▼▼▼

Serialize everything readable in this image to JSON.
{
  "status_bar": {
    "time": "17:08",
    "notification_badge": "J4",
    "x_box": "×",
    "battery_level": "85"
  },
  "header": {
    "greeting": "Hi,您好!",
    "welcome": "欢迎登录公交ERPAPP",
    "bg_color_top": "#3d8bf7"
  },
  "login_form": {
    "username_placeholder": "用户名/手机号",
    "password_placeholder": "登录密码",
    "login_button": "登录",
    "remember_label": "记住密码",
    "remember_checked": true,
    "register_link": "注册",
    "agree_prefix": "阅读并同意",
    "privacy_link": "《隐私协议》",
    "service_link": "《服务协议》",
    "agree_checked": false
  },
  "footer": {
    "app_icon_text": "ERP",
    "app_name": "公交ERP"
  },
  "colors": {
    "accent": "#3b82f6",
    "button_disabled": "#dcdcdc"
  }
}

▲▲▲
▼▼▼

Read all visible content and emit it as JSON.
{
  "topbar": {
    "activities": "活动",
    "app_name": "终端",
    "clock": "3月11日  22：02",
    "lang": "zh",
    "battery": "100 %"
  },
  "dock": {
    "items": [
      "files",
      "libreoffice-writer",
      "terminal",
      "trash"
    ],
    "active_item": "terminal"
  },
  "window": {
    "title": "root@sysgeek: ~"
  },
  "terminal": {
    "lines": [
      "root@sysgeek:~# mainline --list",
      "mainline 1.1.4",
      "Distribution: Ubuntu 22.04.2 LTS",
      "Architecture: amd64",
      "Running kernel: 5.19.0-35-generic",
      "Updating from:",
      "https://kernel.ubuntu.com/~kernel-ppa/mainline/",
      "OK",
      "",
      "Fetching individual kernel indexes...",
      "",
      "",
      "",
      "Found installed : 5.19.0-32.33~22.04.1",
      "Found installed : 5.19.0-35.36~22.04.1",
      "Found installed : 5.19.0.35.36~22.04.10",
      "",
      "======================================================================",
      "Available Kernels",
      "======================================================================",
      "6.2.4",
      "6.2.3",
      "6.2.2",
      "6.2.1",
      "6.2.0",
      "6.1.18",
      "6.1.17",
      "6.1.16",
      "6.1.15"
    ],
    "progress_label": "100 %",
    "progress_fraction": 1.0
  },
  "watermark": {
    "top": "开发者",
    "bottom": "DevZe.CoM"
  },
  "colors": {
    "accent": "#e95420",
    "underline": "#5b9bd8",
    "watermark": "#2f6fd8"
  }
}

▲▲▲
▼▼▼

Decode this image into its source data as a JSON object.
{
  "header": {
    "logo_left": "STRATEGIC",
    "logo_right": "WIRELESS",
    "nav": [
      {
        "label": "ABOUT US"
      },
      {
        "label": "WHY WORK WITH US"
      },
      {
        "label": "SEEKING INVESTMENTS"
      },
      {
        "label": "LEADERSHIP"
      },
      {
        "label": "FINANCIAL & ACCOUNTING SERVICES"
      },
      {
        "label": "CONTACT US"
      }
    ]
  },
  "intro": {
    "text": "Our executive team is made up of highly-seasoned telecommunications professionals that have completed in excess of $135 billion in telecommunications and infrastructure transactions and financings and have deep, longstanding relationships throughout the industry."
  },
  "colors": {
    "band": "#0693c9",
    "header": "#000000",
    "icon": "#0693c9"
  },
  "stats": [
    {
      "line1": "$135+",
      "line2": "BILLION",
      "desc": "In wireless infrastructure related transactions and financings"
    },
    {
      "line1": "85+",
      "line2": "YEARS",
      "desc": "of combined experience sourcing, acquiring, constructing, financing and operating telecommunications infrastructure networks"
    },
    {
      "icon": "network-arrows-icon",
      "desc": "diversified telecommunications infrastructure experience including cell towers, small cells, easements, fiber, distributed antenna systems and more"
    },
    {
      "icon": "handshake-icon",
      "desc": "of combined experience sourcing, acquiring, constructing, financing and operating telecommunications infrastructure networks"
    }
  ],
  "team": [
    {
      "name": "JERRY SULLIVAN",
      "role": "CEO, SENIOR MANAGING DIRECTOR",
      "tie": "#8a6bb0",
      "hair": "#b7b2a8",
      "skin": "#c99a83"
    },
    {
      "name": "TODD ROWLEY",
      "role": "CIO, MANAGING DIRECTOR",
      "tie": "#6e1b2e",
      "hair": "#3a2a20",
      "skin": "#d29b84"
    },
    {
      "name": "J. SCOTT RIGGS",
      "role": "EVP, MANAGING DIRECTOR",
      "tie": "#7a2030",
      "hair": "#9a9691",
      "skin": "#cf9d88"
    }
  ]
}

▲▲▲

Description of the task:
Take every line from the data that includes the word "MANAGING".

Solution for this problem:
      "role": "CEO, SENIOR MANAGING DIRECTOR",
      "role": "CIO, MANAGING DIRECTOR",
      "role": "EVP, MANAGING DIRECTOR",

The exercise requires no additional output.